The Journal of Pain: Official Journal of the American Pain Society
We searched databases for controlled clinical studies, and performed a meta-analysis on the effectiveness of yoga interventions on pain and associated disability. Five randomized studies reported single-blinding and had a higher methodological quality; 7 studies were randomized but not blinded and had moderate quality; and 4 nonrandomized studies had low quality. In 6 studies, yoga was used to treat patients with back pain; in 2 studies to treat rheumatoid arthritis; in 2 studies to treat patients with headache/migraine; and 6 studies enrolled individuals for other indications.
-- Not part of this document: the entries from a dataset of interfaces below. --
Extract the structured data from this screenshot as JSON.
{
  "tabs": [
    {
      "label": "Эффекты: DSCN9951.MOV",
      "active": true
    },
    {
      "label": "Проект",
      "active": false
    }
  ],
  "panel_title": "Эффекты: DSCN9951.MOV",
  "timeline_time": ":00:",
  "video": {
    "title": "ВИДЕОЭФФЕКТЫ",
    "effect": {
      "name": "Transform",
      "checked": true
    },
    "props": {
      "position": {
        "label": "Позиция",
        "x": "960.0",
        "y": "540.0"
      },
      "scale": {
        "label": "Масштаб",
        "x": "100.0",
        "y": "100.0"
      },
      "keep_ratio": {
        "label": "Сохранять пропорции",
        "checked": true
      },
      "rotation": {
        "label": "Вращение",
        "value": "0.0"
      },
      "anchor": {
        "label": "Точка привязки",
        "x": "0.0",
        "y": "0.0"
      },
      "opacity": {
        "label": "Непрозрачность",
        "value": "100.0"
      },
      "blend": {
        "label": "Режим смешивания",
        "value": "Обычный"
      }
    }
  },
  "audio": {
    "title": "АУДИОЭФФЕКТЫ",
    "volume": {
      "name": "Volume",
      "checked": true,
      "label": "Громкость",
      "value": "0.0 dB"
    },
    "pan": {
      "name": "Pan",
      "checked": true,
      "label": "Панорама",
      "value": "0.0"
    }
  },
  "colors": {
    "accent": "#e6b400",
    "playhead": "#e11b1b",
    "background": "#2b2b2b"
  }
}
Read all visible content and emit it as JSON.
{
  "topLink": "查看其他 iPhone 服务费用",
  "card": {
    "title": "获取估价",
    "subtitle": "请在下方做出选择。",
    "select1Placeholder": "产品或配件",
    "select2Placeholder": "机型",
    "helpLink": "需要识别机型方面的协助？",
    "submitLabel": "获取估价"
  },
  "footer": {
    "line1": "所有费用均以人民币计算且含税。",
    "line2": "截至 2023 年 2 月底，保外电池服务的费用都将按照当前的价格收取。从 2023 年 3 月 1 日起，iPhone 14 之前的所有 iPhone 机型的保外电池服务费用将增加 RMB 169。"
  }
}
OBJECTIVE: one-third of community-dwelling older adults fall annually. Exercise that challenges balance is proven to prevent falls. We conducted a systematic review with meta-analysis to determine the impact of yoga-based exercise on balance and physical mobility in people aged 60+ years. METHODS: searches for relevant trials were conducted on the following electronic databases: MEDLINE, EMBASE, Cochrane Central Register of Controlled Trials, CINAHL, Allied and Complementary Medicine Database and the Physiotherapy Evidence Database (PEDro) from inception to February 2015.
To understand the role and efficacy of yoga in the management of type 2 diabetes mellitus, this meta-analysis was conducted. Electronic data bases searched were PubMed/Medline, ProQuest, PsycINFO, IndMED, CENTRAL, Cochrane library, CamQuest and CamBase till December 17, 2014. Eligible outcomes were fasting blood sugar (FBS), post prandial blood sugar (PPBS) and glycosylated haemoglobin (HBA1C). Randomized controlled trials and controlled trials were eligible. Studies focussing only on relaxation or meditation or multimodal intervention were not included.
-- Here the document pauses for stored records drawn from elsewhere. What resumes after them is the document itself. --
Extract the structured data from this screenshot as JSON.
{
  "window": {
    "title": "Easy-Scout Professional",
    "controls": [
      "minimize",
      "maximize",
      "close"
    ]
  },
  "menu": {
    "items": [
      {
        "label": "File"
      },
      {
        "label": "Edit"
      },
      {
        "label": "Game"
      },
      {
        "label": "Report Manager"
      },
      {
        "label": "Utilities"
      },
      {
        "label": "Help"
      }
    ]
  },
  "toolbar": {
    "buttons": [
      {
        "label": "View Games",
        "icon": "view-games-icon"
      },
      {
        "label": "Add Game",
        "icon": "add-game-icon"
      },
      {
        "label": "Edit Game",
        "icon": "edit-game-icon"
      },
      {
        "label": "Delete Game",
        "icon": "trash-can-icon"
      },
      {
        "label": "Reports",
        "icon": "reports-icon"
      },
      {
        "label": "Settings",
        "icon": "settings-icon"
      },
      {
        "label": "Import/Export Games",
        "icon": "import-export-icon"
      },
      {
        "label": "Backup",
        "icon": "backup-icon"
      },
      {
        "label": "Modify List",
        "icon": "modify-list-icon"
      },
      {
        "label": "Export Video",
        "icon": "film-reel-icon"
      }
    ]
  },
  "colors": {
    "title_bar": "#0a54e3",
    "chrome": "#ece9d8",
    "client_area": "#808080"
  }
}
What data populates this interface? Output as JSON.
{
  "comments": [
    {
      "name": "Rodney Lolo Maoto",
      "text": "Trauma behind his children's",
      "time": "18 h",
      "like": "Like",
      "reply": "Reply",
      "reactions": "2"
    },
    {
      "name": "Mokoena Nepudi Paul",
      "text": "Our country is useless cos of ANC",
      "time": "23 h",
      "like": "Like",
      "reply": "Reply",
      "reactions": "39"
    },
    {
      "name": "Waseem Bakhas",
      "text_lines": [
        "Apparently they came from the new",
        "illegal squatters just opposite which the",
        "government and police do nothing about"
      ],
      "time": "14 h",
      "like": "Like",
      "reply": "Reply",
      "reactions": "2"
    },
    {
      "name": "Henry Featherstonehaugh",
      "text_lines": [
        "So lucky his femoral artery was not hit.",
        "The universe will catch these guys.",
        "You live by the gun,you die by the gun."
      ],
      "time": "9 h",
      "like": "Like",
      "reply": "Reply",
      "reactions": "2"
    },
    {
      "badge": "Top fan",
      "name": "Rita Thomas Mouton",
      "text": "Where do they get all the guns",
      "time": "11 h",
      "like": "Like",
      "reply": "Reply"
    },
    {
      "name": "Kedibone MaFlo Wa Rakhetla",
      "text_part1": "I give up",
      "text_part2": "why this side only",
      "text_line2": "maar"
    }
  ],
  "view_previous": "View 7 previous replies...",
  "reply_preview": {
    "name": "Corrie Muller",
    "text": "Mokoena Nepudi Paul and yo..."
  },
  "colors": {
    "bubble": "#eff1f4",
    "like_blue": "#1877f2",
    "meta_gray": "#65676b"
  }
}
Journal of Alternative and Complementary Medicine (New York, N.Y.)
OBJECTIVE: The goal was to review systematically the comparative effectiveness of yoga, compared with other exercise interventions, for older adults as shown on measures of health and physical functioning. DESIGN: This was a systematic review with both narrative synthesis and meta-analysis. DATA SOURCES: Searches were conducted in MEDLINE®/PUBMED, PSYCINFO, CINAHL, Web of Science, and SCOPUS; bibliographies of selected articles; and one systematic review on the effects of yoga on cardiovascular disease.
OBJECTIVE: The objective of this systematic review was to assess the effectiveness of yoga as a complementary treatment on general psychopathology, positive and negative symptoms and health-related quality of life (HRQL) for people with schizophrenia. METHOD: Randomised controlled trials (RCTs) were considered whether they investigated a yoga intervention in patients with schizophrenia. The selection of studies, data extraction and quality assessment were performed independently by two reviewers. RESULTS: Only three RCTs met the inclusion criteria.
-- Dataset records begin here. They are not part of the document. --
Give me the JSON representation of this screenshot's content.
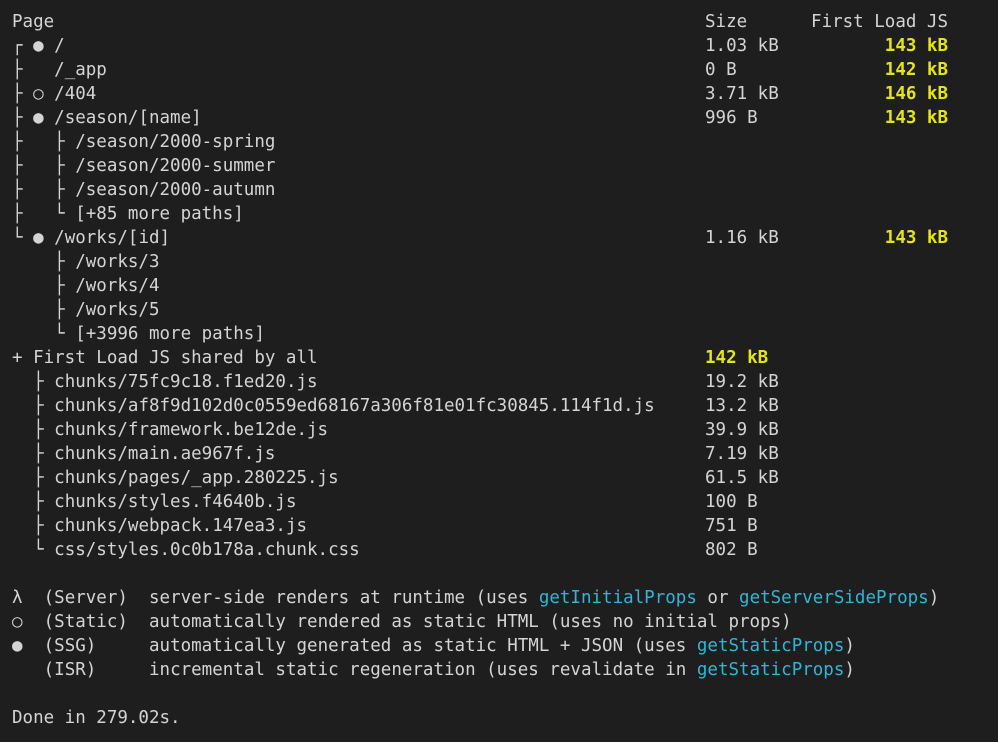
{
  "header": {
    "page": "Page",
    "size": "Size",
    "first_load": "First Load JS"
  },
  "routes": [
    {
      "tree": "┌ ● ",
      "path": "/",
      "size": "1.03 kB",
      "first_load": "143 kB"
    },
    {
      "tree": "├   ",
      "path": "/_app",
      "size": "0 B",
      "first_load": "142 kB"
    },
    {
      "tree": "├ ○ ",
      "path": "/404",
      "size": "3.71 kB",
      "first_load": "146 kB"
    },
    {
      "tree": "├ ● ",
      "path": "/season/[name]",
      "size": "996 B",
      "first_load": "143 kB"
    },
    {
      "tree": "├   ├ ",
      "path": "/season/2000-spring",
      "size": "",
      "first_load": ""
    },
    {
      "tree": "├   ├ ",
      "path": "/season/2000-summer",
      "size": "",
      "first_load": ""
    },
    {
      "tree": "├   ├ ",
      "path": "/season/2000-autumn",
      "size": "",
      "first_load": ""
    },
    {
      "tree": "├   └ ",
      "path": "[+85 more paths]",
      "size": "",
      "first_load": ""
    },
    {
      "tree": "└ ● ",
      "path": "/works/[id]",
      "size": "1.16 kB",
      "first_load": "143 kB"
    },
    {
      "tree": "    ├ ",
      "path": "/works/3",
      "size": "",
      "first_load": ""
    },
    {
      "tree": "    ├ ",
      "path": "/works/4",
      "size": "",
      "first_load": ""
    },
    {
      "tree": "    ├ ",
      "path": "/works/5",
      "size": "",
      "first_load": ""
    },
    {
      "tree": "    └ ",
      "path": "[+3996 more paths]",
      "size": "",
      "first_load": ""
    }
  ],
  "shared": {
    "label": "+ First Load JS shared by all",
    "size": "142 kB",
    "chunks": [
      {
        "tree": "  ├ ",
        "name": "chunks/75fc9c18.f1ed20.js",
        "size": "19.2 kB"
      },
      {
        "tree": "  ├ ",
        "name": "chunks/af8f9d102d0c0559ed68167a306f81e01fc30845.114f1d.js",
        "size": "13.2 kB"
      },
      {
        "tree": "  ├ ",
        "name": "chunks/framework.be12de.js",
        "size": "39.9 kB"
      },
      {
        "tree": "  ├ ",
        "name": "chunks/main.ae967f.js",
        "size": "7.19 kB"
      },
      {
        "tree": "  ├ ",
        "name": "chunks/pages/_app.280225.js",
        "size": "61.5 kB"
      },
      {
        "tree": "  ├ ",
        "name": "chunks/styles.f4640b.js",
        "size": "100 B"
      },
      {
        "tree": "  ├ ",
        "name": "chunks/webpack.147ea3.js",
        "size": "751 B"
      },
      {
        "tree": "  └ ",
        "name": "css/styles.0c0b178a.chunk.css",
        "size": "802 B"
      }
    ]
  },
  "legend": [
    {
      "symbol": "λ",
      "kind": "(Server)",
      "desc_pre": "server-side renders at runtime (uses ",
      "link1": "getInitialProps",
      "mid": " or ",
      "link2": "getServerSideProps",
      "desc_post": ")"
    },
    {
      "symbol": "○",
      "kind": "(Static)",
      "desc_pre": "automatically rendered as static HTML (uses no initial props)",
      "link1": "",
      "mid": "",
      "link2": "",
      "desc_post": ""
    },
    {
      "symbol": "●",
      "kind": "(SSG)",
      "desc_pre": "automatically generated as static HTML + JSON (uses ",
      "link1": "getStaticProps",
      "mid": "",
      "link2": "",
      "desc_post": ")"
    },
    {
      "symbol": " ",
      "kind": "(ISR)",
      "desc_pre": "incremental static regeneration (uses revalidate in ",
      "link1": "getStaticProps",
      "mid": "",
      "link2": "",
      "desc_post": ")"
    }
  ],
  "footer": {
    "done": "Done in 279.02s."
  },
  "colors": {
    "background": "#1e1e1e",
    "text": "#d4d4d4",
    "size_highlight": "#e5e510",
    "link": "#29b8db"
  }
}
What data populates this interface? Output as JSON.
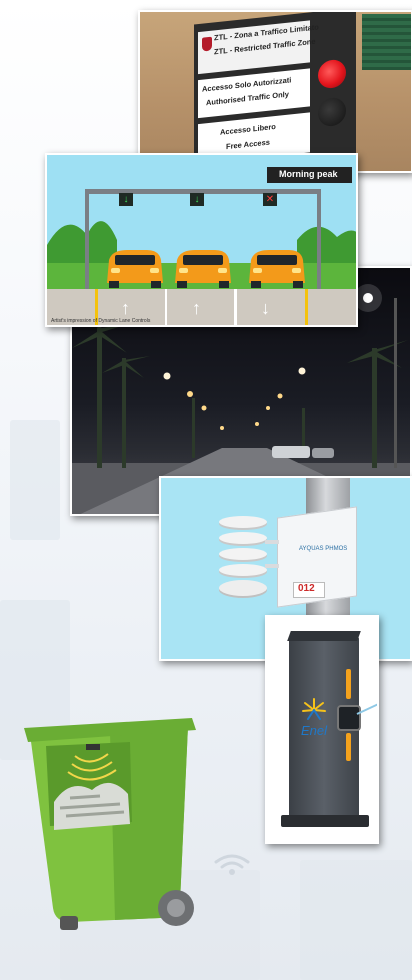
{
  "ztl_sign": {
    "line1": "ZTL - Zona a Traffico Limitato",
    "line2": "ZTL - Restricted Traffic Zone",
    "mid1": "Accesso Solo Autorizzati",
    "mid2": "Authorised Traffic Only",
    "low1": "Accesso Libero",
    "low2": "Free Access",
    "colors": {
      "red_light": "#e3141c",
      "sign_dark": "#2b2b2b"
    }
  },
  "lane_control": {
    "badge": "Morning peak",
    "caption": "Artist's impression of Dynamic Lane Controls",
    "lane_arrows": [
      "up-arrow-icon",
      "up-arrow-icon",
      "down-arrow-icon"
    ],
    "gantry_signals": [
      "down-arrow-icon",
      "down-arrow-icon",
      "x-icon"
    ],
    "colors": {
      "sky": "#9ee0f3",
      "car": "#f39a1a",
      "grass": "#5cb53c"
    }
  },
  "sensor": {
    "brand": "AYQUAS PHMOS",
    "id": "012",
    "colors": {
      "box_label": "#cc2a2a"
    }
  },
  "charger": {
    "brand": "Enel",
    "colors": {
      "brand_blue": "#1f78c8",
      "body": "#4a4f56",
      "strip": "#f4a21d"
    }
  },
  "bin": {
    "colors": {
      "body": "#7fc23f",
      "lid": "#6aad34"
    }
  }
}
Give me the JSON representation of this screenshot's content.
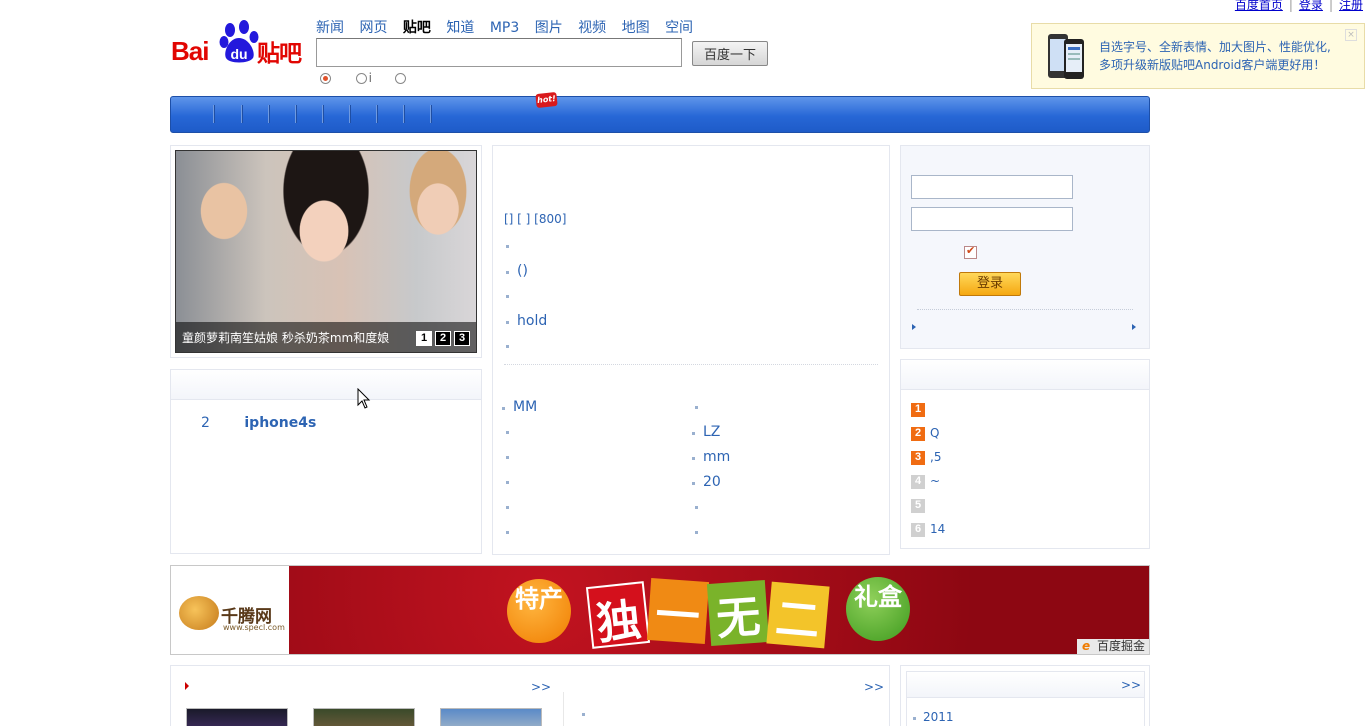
{
  "top_links": [
    "百度首页",
    "登录",
    "注册"
  ],
  "logo": {
    "bai": "Bai",
    "du": "du",
    "tieba": "贴吧"
  },
  "nav": [
    "新闻",
    "网页",
    "贴吧",
    "知道",
    "MP3",
    "图片",
    "视频",
    "地图",
    "空间"
  ],
  "nav_current": "贴吧",
  "search": {
    "value": "",
    "button_label": "百度一下",
    "radio_option_2": "i"
  },
  "promo": {
    "line1": "自选字号、全新表情、加大图片、性能优化,",
    "line2": "多项升级新版贴吧Android客户端更好用！"
  },
  "blue_bar": {
    "hot_badge": "hot!"
  },
  "slideshow": {
    "caption": "童颜萝莉南笙姑娘 秒杀奶茶mm和度娘",
    "pages": [
      "1",
      "2",
      "3"
    ],
    "active_page": "1"
  },
  "left_list": {
    "number": "2",
    "title": "iphone4s"
  },
  "center": {
    "top_link": "[] [ ] [800]",
    "items": [
      "()",
      "hold"
    ],
    "lower_left": [
      "MM",
      "",
      "",
      "",
      "",
      ""
    ],
    "lower_right": [
      "",
      "LZ",
      "mm",
      "20",
      "",
      ""
    ]
  },
  "login": {
    "username": "",
    "password": "",
    "remember_checked": true,
    "button_label": "登录"
  },
  "rank": [
    {
      "num": "1",
      "text": ""
    },
    {
      "num": "2",
      "text": "Q"
    },
    {
      "num": "3",
      "text": ",5"
    },
    {
      "num": "4",
      "text": "~"
    },
    {
      "num": "5",
      "text": ""
    },
    {
      "num": "6",
      "text": "14"
    }
  ],
  "ad": {
    "brand": "千腾网",
    "url": "www.specl.com",
    "tag_left": "特产",
    "chars": [
      "独",
      "一",
      "无",
      "二"
    ],
    "tag_right": "礼盒",
    "badge": "百度掘金"
  },
  "bottom": {
    "more_1": ">>",
    "more_2": ">>",
    "more_3": ">>",
    "year_item": "2011"
  },
  "colors": {
    "link": "#2d64b3",
    "brand_red": "#e10602",
    "bar_blue": "#2767d6",
    "rank_orange": "#f06c12"
  }
}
While yoga is gaining increased popularity in North America and Europe, its safety has been questioned in the lay press. The aim of this systematic review was to assess published case reports and case series on adverse events associated with yoga. Medline/Pubmed, Scopus, CAMBase, IndMed and the Cases Database were screened through February 2013; and 35 case reports and 2 case series reporting a total of 76 cases were included. Ten cases had medical preconditions, mainly glaucoma and osteopenia.
OBJECTIVE: Yoga is being increasingly studied as a treatment strategy for a variety of different clinical conditions, including low back pain (LBP). We set out to conduct an evidence map of yoga for the treatment, prevention and recurrence of acute or chronic low back pain (cLBP). METHODS: We searched Medline, Cochrane Database of Systematic Reviews, EMBASE, Allied and Complementary Medicine Database and ClinicalTrials.gov for randomized controlled trials (RCT), systematic reviews or planned studies on the treatment or prevention of acute back pain or cLBP.
Previous research has shown the vast mental and physical health benefits associated with yoga. Yoga practice can be divided into subcategories that include posture-holding exercise (asana), breathing (pranayama, Kriya), and meditation (Sahaj) practice. Studies measuring mental health outcomes have shown decreases in anxiety, and increases in cognitive performance after yoga interventions. Similar studies have also shown cognitive advantages amongst yoga practitioners versus non-practitioners.
OBJECTIVES: The aim of this study was to examine how different levels of yoga involvement are related to different parameters of mental health and illness. DESIGN AND SETTING: A total sample of 455 participants (410 females) were investigated by means of an internet survey. 362 yoga practitioners (327 females) rated their degree of yoga involvement on the Yoga Immersion Scale. A control group was comprised of 93 gymnastics practitioners (83 females).
As yoga has gained popularity as a therapeutic intervention, its safety has been questioned in the lay press. Thus, this review aimed to systematically assess and meta-analyze the frequency of adverse events in randomized controlled trials of yoga. MEDLINE/PubMed, Scopus, the Cochrane Library, and IndMED were screened through February 2014. Of 301 identified randomized controlled trials of yoga, 94 (1975-2014; total of 8,430 participants) reported on adverse events.